The Judaizers of Galatia taught, contrary wise, that salvation is attained by a combination of faith and by trying to keep the Law. Divine grace for the Judaizers served merely as an extra help for the Christian to keep the Law. Paul quickly corrected this damnable heresy in his epistle to the Galatians. He wrote to the Galatians that salvation is alone based on faith in the complete and finished work of Christ’s death on the cross apart from the works of the Law; because of man’s sinful and flawed nature, he is unable to perfectly obey all that the Law demands.

Therefore trying to keep the Law cannot justify the sinner before God. Instead, the sinner must trust and fully believe that Christ died on the cross and shed His blood to pay the price for sin and rose from the dead three days later. There is no other way the sinner can obtain pardon or approval from God except by the precious blood of Jesus Christ. To teach and believe we can earn salvation by working for it blatantly denies what is taught in the Scriptures.

Salvation is free gift given through Christ alone and received by faith alone in a forgiving God. In Galatians 1:8-9, the Holy Spirit through the apostle Paul pronounced God’s curse of eternal damnation on those that preach a gospel of self effort and works which is contrary to the Gospel of salvation by grace alone received through faith alone.

To “fall from grace” is to accept and follow a belief system that teaches salvation can be earned by working for it: by trying to be good or by following a set of religious laws and practices instead of what Christ did on the cross alone. To fall from grace is to then rely on human effort instead of the love and power of God revealed at the cross. Even to teach that grace plus our good works is enough to earn salvation is still an utter repudiation of salvation by grace alone received through faith alone in Jesus Christ.

If we were able to indeed earn salvation by keeping the Law, then the death of Christ would be for nothing (Galatians 2:2). We fall from grace every time we look to ourselves and try to earn or work for God’s approval instead of basing our total acceptance with God on the saving work of what Jesus Christ has done. To fall from grace is to adopt the attitude that we can in some way merit God’s favor by our good works combined with Christ’s achievements (a grace plus works mentality).

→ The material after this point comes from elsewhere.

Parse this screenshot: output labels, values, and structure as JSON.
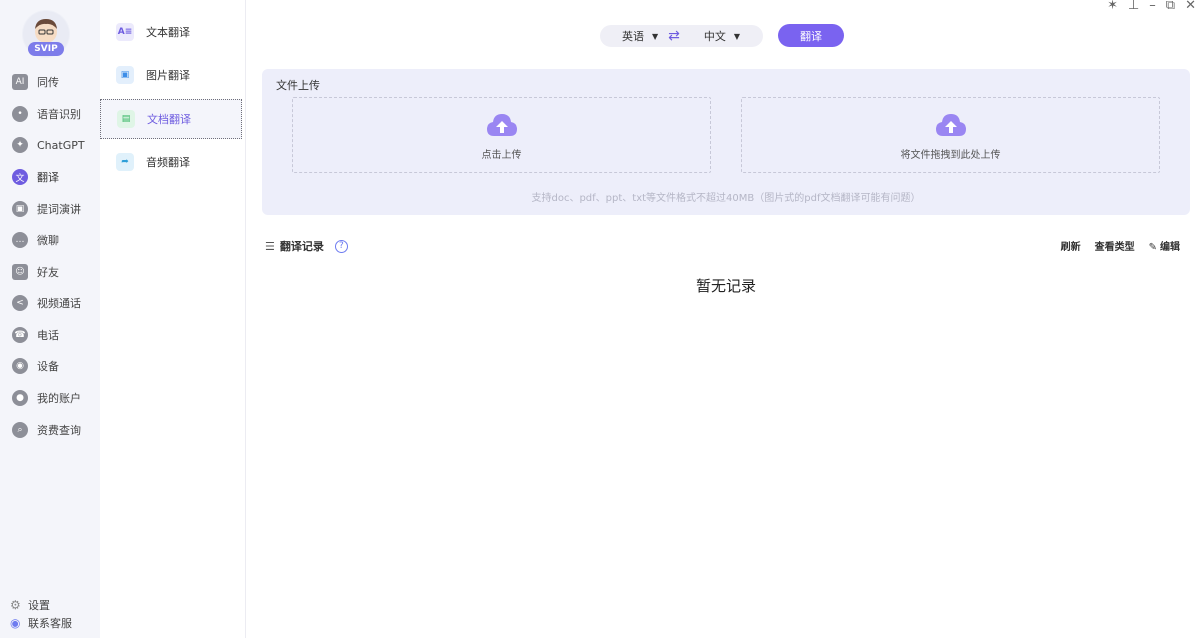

It also means to think that by being a good person to the best of your ability somehow will make you worthy of God’s love. Millions of unsaved souls have been damned by the devil’s convincing lie that God will weigh their good deeds against their bad ones, and if their good deeds outweigh their bad ones, they will be saved and go to heaven. But Scripture declares there is no other way to be saved except through Jesus Christ.

“Neither is there salvation in any other. For there is no other name under heaven given among men whereby we must be saved” (Acts 4:12).

This is the clear testimony throughout the Word of God (see John 6:29; 14:6; Acts 16:31; Ephesians 2:8-9; Titus 3:5-7). Falling from grace is a failure to trust Christ alone for salvation and fall away from the freedom of grace by reverting back to the slavery of trying to keep the Law as a means of obtaining salvation from God.